A quick walk through the campus, however, reveals more similarities than one would expect. The story of architecture at Yale starts in 1701 with a smattering of red-brick colonial buildings, one a church and the other a general-purpose college building. These buildings would soon form the nexus of Yale’s Old Brick Row, a collection of freshman dormitories and humanities buildings fairly reminiscent of Harvard Yard. The similarities do not stop there: Old Brick Row is graced with a Connecticut Hall that nicely parallels Harvard’s Massachusetts Hall as the oldest colonial-era edifice on the campus, and Old Brick Row has seen many architectural additions since its first buildings were constructed in the mid-1700s. These architectural additions, however, have been altogether grander in scope compared to the Gilded-Age freshman dorms Harvard saw in the late 1800s. Whether in the form of the imposing Victorian Gothic Dwight Hall Library or the turreted and arched affectations of Phelps Hall, Yale presents a formidable assortment of Gothic buildings to rival even the twin towers of Weld or the elaborate stone-work on Matthews Hall back in the Yard.

The similarities between the Harvard and Yale campuses do not stop there, however. Any undergraduate seeking to find housing for the Game know of the sisterly relationships between the upperclassmen houses at Harvard and Yale, whose 12 houses (ignoring the Dudley Co-Op, which is usually folded in with Pforzheimer) match up each year to provide accommodations. Of these matched pairs, Yale’s upperclassmen houses do to some extent excel their Harvard counterparts on an aesthetic level: while the vertical Mather House does assert its dominance over the rest of the river houses with a sort of blunt power, it pales in comparison to the subtler, rooted-in-the-earth nature of Eero Saarinen’s altogether more refined Morse College. A modernist tour de force when it first opened its doors with its architectural sister Erza Stiles College in 1961, Morse College features a uniquely curved interior design paradigm at odds with the perpetual straight-lined orthodoxy of Mather. Harvard, however, features its own share of modernist masterpieces: although Josef Lluis Sert’s Science Center and Smith Campus Center may represent brutalism at its most pedantic, such oft-forgotten buildings as Le Corbusier’s magnificent old Carpenter Center for the Visual Arts demonstrate Harvard’s own modern gems.

So now the question remains – whose architecture reigns supreme?
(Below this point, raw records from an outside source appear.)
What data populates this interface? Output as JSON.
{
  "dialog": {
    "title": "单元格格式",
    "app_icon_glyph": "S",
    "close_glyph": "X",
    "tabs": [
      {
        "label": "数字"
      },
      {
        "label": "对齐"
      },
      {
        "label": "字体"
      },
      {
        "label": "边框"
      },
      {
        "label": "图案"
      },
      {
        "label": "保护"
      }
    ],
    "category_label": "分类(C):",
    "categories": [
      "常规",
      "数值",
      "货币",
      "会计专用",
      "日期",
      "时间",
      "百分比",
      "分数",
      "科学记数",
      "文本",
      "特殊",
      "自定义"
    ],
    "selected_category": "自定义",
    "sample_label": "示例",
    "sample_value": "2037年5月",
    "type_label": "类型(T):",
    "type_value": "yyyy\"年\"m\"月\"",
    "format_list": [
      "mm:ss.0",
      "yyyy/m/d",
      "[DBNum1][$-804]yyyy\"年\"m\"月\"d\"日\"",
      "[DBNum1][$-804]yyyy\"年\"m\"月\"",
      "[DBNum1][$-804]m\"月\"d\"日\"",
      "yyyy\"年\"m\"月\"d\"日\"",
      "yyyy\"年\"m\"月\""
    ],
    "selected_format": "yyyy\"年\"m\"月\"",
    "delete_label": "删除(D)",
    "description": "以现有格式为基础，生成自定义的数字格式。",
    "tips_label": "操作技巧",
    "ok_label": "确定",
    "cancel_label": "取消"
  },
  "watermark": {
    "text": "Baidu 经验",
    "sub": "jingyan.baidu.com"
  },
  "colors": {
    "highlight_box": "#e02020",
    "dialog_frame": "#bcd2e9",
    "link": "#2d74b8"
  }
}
Both Harvard and Yale feature astonishing collections of some of the finest collegiate architecture this side of the Atlantic, steeped simultaneously in an atmosphere of great tradition and constant innovation. In the rankings for the architecture schools at the two campuses, both Harvard and Yale routinely jostle each other for the first and second spots as well. Most notable of all, however, is the cross-school connections between Harvard and Yale architecturally, whether in the shared Colonial and even Gothic styles or the cross-institutional links that were so important to designers such as former Harvard School of Design dean Josef Sert, whose modernism evolved into its Science-Center form in the course of a visiting professorship at Yale. These architectural cross-links, however, are more than just mere peccadillos for the architectural anorak in your life: rather, they signify the fundamental interconnectedness of the collegiate architectural condition. For architecture is ultimately should not and cannot become a competitive sport: while Pritzker Prizes and AIA dinners certainly allow for the recognition of architectural talent, architecture is at its base a collective endeavor borne of the cultural heritage of our shared civilization. And in this lens, the verdict that Yale ultimately does have a superior architectural heritage to Harvard recedes into the background, a blip in the firmament of collegiate education at large – and a blip that future Harvard architectural additions may yet vanquish.


Andrew Lin ’17 ( heartily prefers Yale’s architectural decision to construct a stadium with a retaining wall low enough to avoid breaking an ankle or two.